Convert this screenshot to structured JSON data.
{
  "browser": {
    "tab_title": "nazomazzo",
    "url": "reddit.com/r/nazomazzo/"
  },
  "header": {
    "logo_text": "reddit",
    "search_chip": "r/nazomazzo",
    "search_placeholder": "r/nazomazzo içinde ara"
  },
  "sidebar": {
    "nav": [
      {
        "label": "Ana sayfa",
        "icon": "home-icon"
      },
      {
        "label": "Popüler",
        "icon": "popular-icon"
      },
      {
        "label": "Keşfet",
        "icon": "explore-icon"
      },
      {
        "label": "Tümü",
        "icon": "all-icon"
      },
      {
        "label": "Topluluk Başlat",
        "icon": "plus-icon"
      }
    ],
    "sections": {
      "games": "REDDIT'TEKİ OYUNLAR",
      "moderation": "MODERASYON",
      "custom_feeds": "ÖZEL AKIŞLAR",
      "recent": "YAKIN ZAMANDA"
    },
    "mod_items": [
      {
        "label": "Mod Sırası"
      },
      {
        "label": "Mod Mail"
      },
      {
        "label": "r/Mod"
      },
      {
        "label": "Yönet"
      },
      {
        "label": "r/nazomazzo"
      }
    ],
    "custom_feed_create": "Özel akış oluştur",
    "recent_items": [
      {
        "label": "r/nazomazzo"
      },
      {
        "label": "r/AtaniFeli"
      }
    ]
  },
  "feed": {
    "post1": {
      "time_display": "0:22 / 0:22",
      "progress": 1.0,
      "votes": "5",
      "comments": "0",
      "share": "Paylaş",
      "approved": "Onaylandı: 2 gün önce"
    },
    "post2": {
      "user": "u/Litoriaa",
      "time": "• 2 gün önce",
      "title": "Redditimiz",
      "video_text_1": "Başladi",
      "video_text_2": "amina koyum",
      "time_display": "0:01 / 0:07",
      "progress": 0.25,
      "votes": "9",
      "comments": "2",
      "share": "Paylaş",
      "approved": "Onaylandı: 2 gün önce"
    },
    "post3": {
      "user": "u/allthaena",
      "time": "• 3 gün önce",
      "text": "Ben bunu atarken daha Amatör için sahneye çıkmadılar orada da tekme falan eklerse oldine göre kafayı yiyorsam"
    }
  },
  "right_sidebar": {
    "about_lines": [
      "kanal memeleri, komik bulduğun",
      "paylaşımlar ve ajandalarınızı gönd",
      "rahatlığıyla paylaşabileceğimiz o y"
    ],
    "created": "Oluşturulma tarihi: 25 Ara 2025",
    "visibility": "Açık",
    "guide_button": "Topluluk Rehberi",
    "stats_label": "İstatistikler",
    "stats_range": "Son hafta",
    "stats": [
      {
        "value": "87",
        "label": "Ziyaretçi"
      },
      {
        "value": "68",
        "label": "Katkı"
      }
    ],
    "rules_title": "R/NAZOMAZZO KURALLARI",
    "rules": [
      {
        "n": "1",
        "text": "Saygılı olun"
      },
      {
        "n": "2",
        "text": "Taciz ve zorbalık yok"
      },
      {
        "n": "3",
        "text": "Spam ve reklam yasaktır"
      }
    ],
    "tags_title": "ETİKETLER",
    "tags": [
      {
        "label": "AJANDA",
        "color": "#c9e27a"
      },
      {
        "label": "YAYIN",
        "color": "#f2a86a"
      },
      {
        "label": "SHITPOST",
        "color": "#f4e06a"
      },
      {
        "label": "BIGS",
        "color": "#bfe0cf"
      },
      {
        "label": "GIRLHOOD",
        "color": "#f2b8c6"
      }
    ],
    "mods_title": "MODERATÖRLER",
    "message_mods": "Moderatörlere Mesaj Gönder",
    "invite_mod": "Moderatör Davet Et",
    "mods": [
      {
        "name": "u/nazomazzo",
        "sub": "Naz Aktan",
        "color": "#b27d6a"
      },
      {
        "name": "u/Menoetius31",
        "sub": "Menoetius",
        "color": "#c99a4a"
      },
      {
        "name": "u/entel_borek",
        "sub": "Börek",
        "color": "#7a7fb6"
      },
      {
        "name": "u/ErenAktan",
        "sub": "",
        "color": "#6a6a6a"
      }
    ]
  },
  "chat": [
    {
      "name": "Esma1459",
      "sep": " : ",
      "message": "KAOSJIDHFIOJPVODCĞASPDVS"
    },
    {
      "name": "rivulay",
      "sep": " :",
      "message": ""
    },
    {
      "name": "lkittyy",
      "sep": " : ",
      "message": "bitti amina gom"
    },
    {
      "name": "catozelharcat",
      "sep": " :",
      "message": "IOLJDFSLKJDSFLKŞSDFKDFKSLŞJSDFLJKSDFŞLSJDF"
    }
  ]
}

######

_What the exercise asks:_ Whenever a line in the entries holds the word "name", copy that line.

_Solution to the problem:_
        "name": "u/nazomazzo",
        "name": "u/Menoetius31",
        "name": "u/entel_borek",
        "name": "u/ErenAktan",
      "name": "Esma1459",
      "name": "rivulay",
      "name": "lkittyy",
      "name": "catozelharcat",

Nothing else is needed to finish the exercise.